Take a wander to the bottom of Walthamstow Market and you will find St James Street, with the train station at its centre this slightly shabby road is lined with shops, kebab houses, cafes and restaurants. Suffering from under investment this area of Walthamstow has been gently crumbling away for years. Since I moved to Walthamstow I have always lived around St James Street, first above the International Supermarket, then five years on Coppermill Lane and now near the Lighthouse. In all my time here I have generally overlooked St James Street, I always thought of it as just that bit between Blackhorse and Markhouse Road. That changed a couple of months ago when I walked past a shop opposite Tesco, some of the shop front had fallen off to reveal a small section of the original tiled frontage. This got me thinking, what else had survived from the St James Street of the past.
Some of its history I already knew about, Abbey Dental Practice for example is a former cinema. Today it looks a little bland with its white front and blue sign that’s missing the letter N. The St James electric, as it was called, started showing silent films but struggled with talkies as the noise from the trains was so loud. I’ve read that the Electric became a bit of a flea pit and eventually closed. I harbour secret fantasies about buying it and turning it in to a bar, and entertainment venue. Short of winning the lottery though that’s unlikely to happen.
Just behind the old cinema is Brunner Road, populated by garages, a factory outlet shop and a derelict pub, there isn’t much to see now but this is the site of one of the biggest losses to St James Street, and the one that I wish was still there. The Essex Brewery stood on this site until at least the early 70’s. Considering how much we E17ers like our real ale and visiting locals, I’m sure the brewery would have been very popular had it survived. A friend who was born in Walthamstow sent me this picture of the brewery building. The health centre on the left of the shot occupies the site of the old St James Street Church.
If you know the area you will know doubt know that the site of the brewery building is now occupied by the blue Bremadent dental company, a metal eyesore that once won an award as one of Britain’s ugliest buildings. Very little survives today, the pillars on either side of the clothes shop, and two manhole covers that conceal the brewer’s wells are the only reminder of what once stood here. There is one other survivor from our brewing past, but, like the cinema, it is also used for a different purpose than it was intended. At the junction of Markhouse Road and St James Street stands the former Essex Brewery Tap. It now has a gym on the ground floor and flats above, but this was once the Tap, the shop front for the Essex Brewery.
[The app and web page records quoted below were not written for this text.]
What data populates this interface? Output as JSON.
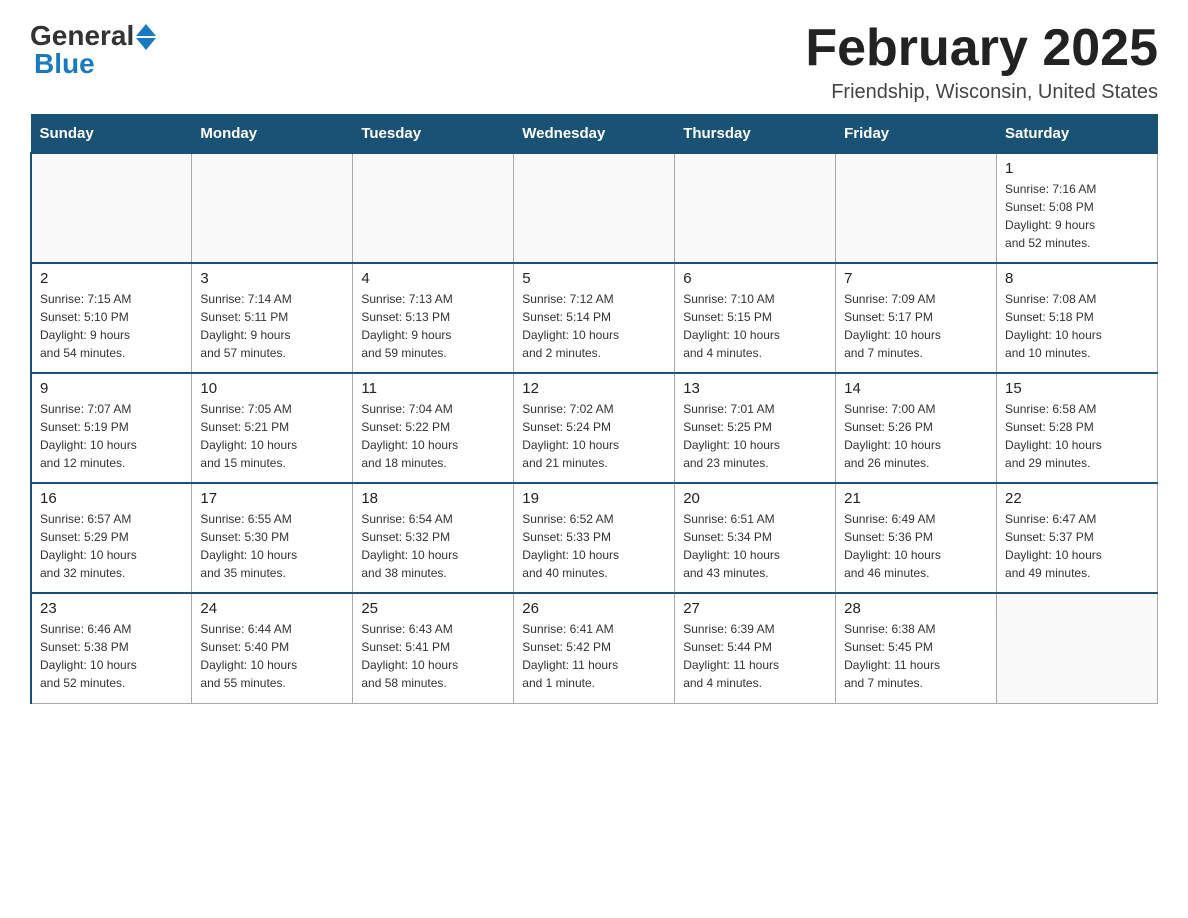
{
  "header": {
    "logo_general": "General",
    "logo_blue": "Blue",
    "month_title": "February 2025",
    "location": "Friendship, Wisconsin, United States"
  },
  "weekdays": [
    "Sunday",
    "Monday",
    "Tuesday",
    "Wednesday",
    "Thursday",
    "Friday",
    "Saturday"
  ],
  "weeks": [
    [
      {
        "day": "",
        "info": ""
      },
      {
        "day": "",
        "info": ""
      },
      {
        "day": "",
        "info": ""
      },
      {
        "day": "",
        "info": ""
      },
      {
        "day": "",
        "info": ""
      },
      {
        "day": "",
        "info": ""
      },
      {
        "day": "1",
        "info": "Sunrise: 7:16 AM\nSunset: 5:08 PM\nDaylight: 9 hours\nand 52 minutes."
      }
    ],
    [
      {
        "day": "2",
        "info": "Sunrise: 7:15 AM\nSunset: 5:10 PM\nDaylight: 9 hours\nand 54 minutes."
      },
      {
        "day": "3",
        "info": "Sunrise: 7:14 AM\nSunset: 5:11 PM\nDaylight: 9 hours\nand 57 minutes."
      },
      {
        "day": "4",
        "info": "Sunrise: 7:13 AM\nSunset: 5:13 PM\nDaylight: 9 hours\nand 59 minutes."
      },
      {
        "day": "5",
        "info": "Sunrise: 7:12 AM\nSunset: 5:14 PM\nDaylight: 10 hours\nand 2 minutes."
      },
      {
        "day": "6",
        "info": "Sunrise: 7:10 AM\nSunset: 5:15 PM\nDaylight: 10 hours\nand 4 minutes."
      },
      {
        "day": "7",
        "info": "Sunrise: 7:09 AM\nSunset: 5:17 PM\nDaylight: 10 hours\nand 7 minutes."
      },
      {
        "day": "8",
        "info": "Sunrise: 7:08 AM\nSunset: 5:18 PM\nDaylight: 10 hours\nand 10 minutes."
      }
    ],
    [
      {
        "day": "9",
        "info": "Sunrise: 7:07 AM\nSunset: 5:19 PM\nDaylight: 10 hours\nand 12 minutes."
      },
      {
        "day": "10",
        "info": "Sunrise: 7:05 AM\nSunset: 5:21 PM\nDaylight: 10 hours\nand 15 minutes."
      },
      {
        "day": "11",
        "info": "Sunrise: 7:04 AM\nSunset: 5:22 PM\nDaylight: 10 hours\nand 18 minutes."
      },
      {
        "day": "12",
        "info": "Sunrise: 7:02 AM\nSunset: 5:24 PM\nDaylight: 10 hours\nand 21 minutes."
      },
      {
        "day": "13",
        "info": "Sunrise: 7:01 AM\nSunset: 5:25 PM\nDaylight: 10 hours\nand 23 minutes."
      },
      {
        "day": "14",
        "info": "Sunrise: 7:00 AM\nSunset: 5:26 PM\nDaylight: 10 hours\nand 26 minutes."
      },
      {
        "day": "15",
        "info": "Sunrise: 6:58 AM\nSunset: 5:28 PM\nDaylight: 10 hours\nand 29 minutes."
      }
    ],
    [
      {
        "day": "16",
        "info": "Sunrise: 6:57 AM\nSunset: 5:29 PM\nDaylight: 10 hours\nand 32 minutes."
      },
      {
        "day": "17",
        "info": "Sunrise: 6:55 AM\nSunset: 5:30 PM\nDaylight: 10 hours\nand 35 minutes."
      },
      {
        "day": "18",
        "info": "Sunrise: 6:54 AM\nSunset: 5:32 PM\nDaylight: 10 hours\nand 38 minutes."
      },
      {
        "day": "19",
        "info": "Sunrise: 6:52 AM\nSunset: 5:33 PM\nDaylight: 10 hours\nand 40 minutes."
      },
      {
        "day": "20",
        "info": "Sunrise: 6:51 AM\nSunset: 5:34 PM\nDaylight: 10 hours\nand 43 minutes."
      },
      {
        "day": "21",
        "info": "Sunrise: 6:49 AM\nSunset: 5:36 PM\nDaylight: 10 hours\nand 46 minutes."
      },
      {
        "day": "22",
        "info": "Sunrise: 6:47 AM\nSunset: 5:37 PM\nDaylight: 10 hours\nand 49 minutes."
      }
    ],
    [
      {
        "day": "23",
        "info": "Sunrise: 6:46 AM\nSunset: 5:38 PM\nDaylight: 10 hours\nand 52 minutes."
      },
      {
        "day": "24",
        "info": "Sunrise: 6:44 AM\nSunset: 5:40 PM\nDaylight: 10 hours\nand 55 minutes."
      },
      {
        "day": "25",
        "info": "Sunrise: 6:43 AM\nSunset: 5:41 PM\nDaylight: 10 hours\nand 58 minutes."
      },
      {
        "day": "26",
        "info": "Sunrise: 6:41 AM\nSunset: 5:42 PM\nDaylight: 11 hours\nand 1 minute."
      },
      {
        "day": "27",
        "info": "Sunrise: 6:39 AM\nSunset: 5:44 PM\nDaylight: 11 hours\nand 4 minutes."
      },
      {
        "day": "28",
        "info": "Sunrise: 6:38 AM\nSunset: 5:45 PM\nDaylight: 11 hours\nand 7 minutes."
      },
      {
        "day": "",
        "info": ""
      }
    ]
  ]
}
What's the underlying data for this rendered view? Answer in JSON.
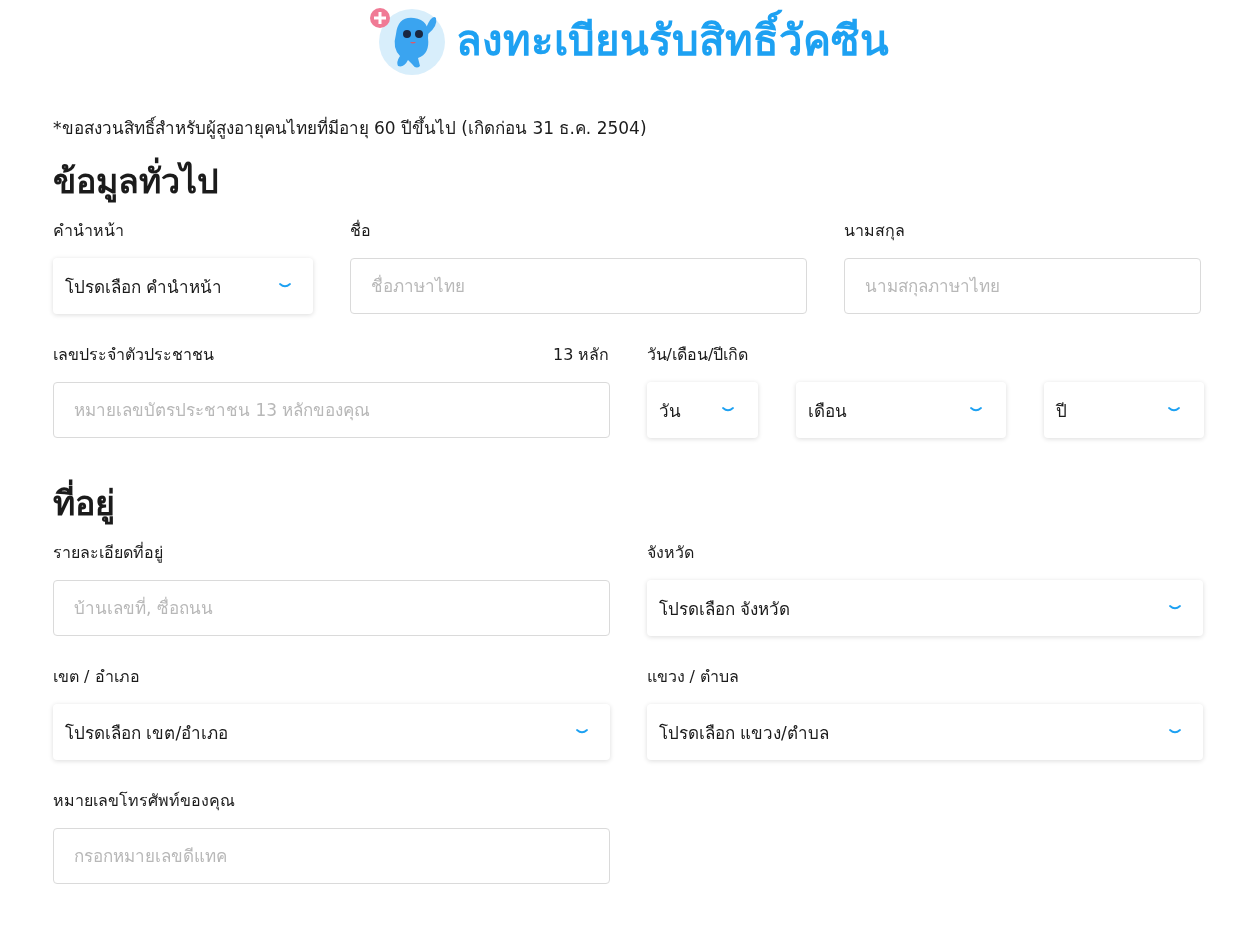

Its days as pub are long gone but at least the building still survives.
Next door to the brewery tap stands a less than attractive windowless building that’s currently being used as a pool hall. Closer inspection reveals that this was once Everett’s bakery built in 1896. A pub, bakery and brewery all within walking distance of each other, that sounds like my kind of street.
Around the corner past the long closed Coach & Horses pub you will find Frederic street. A former slum and at one time one of the poorest streets in London. Frederic street now has some modern flats standing on it but at its junction with St James Street a painted advert and shop front of the London cooperative still survive. I wonder if the Tesco store front across the road will survive as long?
Considering how small the St James Street area is, it’s pretty incredible that so much industry and activity was packed into it. It is sad to see how much has been lost, but at least there are still reminders, echos of what used to be. There are still some great finds on St James including Urfa, the Ylidirim bakery and the Mill community centre on Coppermill Lane.
The good news is things may at last be looking up for St James Street, it has been awarded a £1 million pound grant from the big lottery fund. This money will be spread over ten years and local people can get involved with the project and help decide what happens to the money. We aren’t going to get the cinema back or rebuild a brewery, but if the money is used wisely the decay could be stopped and perhaps St James Street could become more of a hub than it is now. More info can be found here, why not get involved and help stop St James Street crumbling any further.